> _Work order_
Among the lines below, how many carry the string "source"? Reply with a number and nothing else.

> _Given information_
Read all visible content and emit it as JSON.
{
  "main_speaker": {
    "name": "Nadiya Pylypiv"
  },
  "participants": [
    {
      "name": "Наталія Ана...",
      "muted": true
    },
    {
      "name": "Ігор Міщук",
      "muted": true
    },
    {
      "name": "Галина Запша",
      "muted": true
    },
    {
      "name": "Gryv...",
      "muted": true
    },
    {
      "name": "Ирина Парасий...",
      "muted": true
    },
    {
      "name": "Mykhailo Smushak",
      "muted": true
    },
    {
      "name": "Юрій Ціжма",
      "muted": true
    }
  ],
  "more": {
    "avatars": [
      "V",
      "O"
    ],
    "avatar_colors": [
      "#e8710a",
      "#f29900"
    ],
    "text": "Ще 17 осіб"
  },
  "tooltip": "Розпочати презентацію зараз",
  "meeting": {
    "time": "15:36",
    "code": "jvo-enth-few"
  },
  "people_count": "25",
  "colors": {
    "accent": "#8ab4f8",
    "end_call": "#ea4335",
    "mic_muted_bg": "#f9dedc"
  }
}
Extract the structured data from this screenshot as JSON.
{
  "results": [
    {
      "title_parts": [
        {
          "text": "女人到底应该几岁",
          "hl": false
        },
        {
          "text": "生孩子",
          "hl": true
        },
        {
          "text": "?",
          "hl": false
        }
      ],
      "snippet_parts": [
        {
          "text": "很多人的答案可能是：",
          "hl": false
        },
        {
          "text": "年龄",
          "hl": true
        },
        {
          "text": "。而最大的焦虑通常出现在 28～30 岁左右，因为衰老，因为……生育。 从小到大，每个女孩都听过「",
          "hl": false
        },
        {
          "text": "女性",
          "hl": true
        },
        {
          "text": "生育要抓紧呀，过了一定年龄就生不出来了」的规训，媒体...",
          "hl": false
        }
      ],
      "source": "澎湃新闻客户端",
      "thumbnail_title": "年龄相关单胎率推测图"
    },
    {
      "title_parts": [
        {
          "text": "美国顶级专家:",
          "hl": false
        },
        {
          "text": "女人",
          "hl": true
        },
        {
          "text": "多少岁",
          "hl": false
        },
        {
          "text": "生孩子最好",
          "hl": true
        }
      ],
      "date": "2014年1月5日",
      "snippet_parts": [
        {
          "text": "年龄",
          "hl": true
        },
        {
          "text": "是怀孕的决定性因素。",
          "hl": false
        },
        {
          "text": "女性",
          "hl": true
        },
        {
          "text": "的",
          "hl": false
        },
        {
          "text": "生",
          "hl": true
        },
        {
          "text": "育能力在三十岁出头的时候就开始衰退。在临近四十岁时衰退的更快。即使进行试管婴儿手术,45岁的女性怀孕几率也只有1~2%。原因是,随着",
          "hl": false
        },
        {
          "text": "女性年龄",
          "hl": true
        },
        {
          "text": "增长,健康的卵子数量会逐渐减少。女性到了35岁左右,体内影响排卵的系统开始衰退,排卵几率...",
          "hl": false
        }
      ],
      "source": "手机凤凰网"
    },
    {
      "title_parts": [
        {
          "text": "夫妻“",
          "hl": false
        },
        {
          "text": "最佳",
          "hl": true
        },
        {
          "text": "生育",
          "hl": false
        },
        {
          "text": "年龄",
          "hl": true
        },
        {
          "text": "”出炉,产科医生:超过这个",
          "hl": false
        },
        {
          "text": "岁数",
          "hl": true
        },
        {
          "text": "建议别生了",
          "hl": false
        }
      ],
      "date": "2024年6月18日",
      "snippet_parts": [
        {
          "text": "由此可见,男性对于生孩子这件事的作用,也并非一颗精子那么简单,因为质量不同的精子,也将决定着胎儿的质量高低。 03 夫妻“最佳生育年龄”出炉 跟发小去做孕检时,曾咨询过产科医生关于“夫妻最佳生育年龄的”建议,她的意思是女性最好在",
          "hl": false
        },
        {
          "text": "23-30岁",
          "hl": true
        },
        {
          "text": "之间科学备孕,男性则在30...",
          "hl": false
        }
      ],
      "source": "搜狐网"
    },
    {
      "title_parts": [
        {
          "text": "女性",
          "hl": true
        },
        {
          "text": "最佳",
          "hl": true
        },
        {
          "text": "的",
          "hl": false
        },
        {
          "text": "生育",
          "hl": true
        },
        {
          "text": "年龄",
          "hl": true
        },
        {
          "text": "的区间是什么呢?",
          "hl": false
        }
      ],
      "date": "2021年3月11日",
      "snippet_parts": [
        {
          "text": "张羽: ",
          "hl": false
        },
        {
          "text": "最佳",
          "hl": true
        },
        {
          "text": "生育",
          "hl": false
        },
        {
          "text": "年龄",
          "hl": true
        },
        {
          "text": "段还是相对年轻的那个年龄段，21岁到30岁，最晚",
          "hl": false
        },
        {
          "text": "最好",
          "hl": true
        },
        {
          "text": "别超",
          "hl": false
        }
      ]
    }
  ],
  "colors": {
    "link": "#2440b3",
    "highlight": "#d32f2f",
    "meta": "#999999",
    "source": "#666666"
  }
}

> _Completed task_
4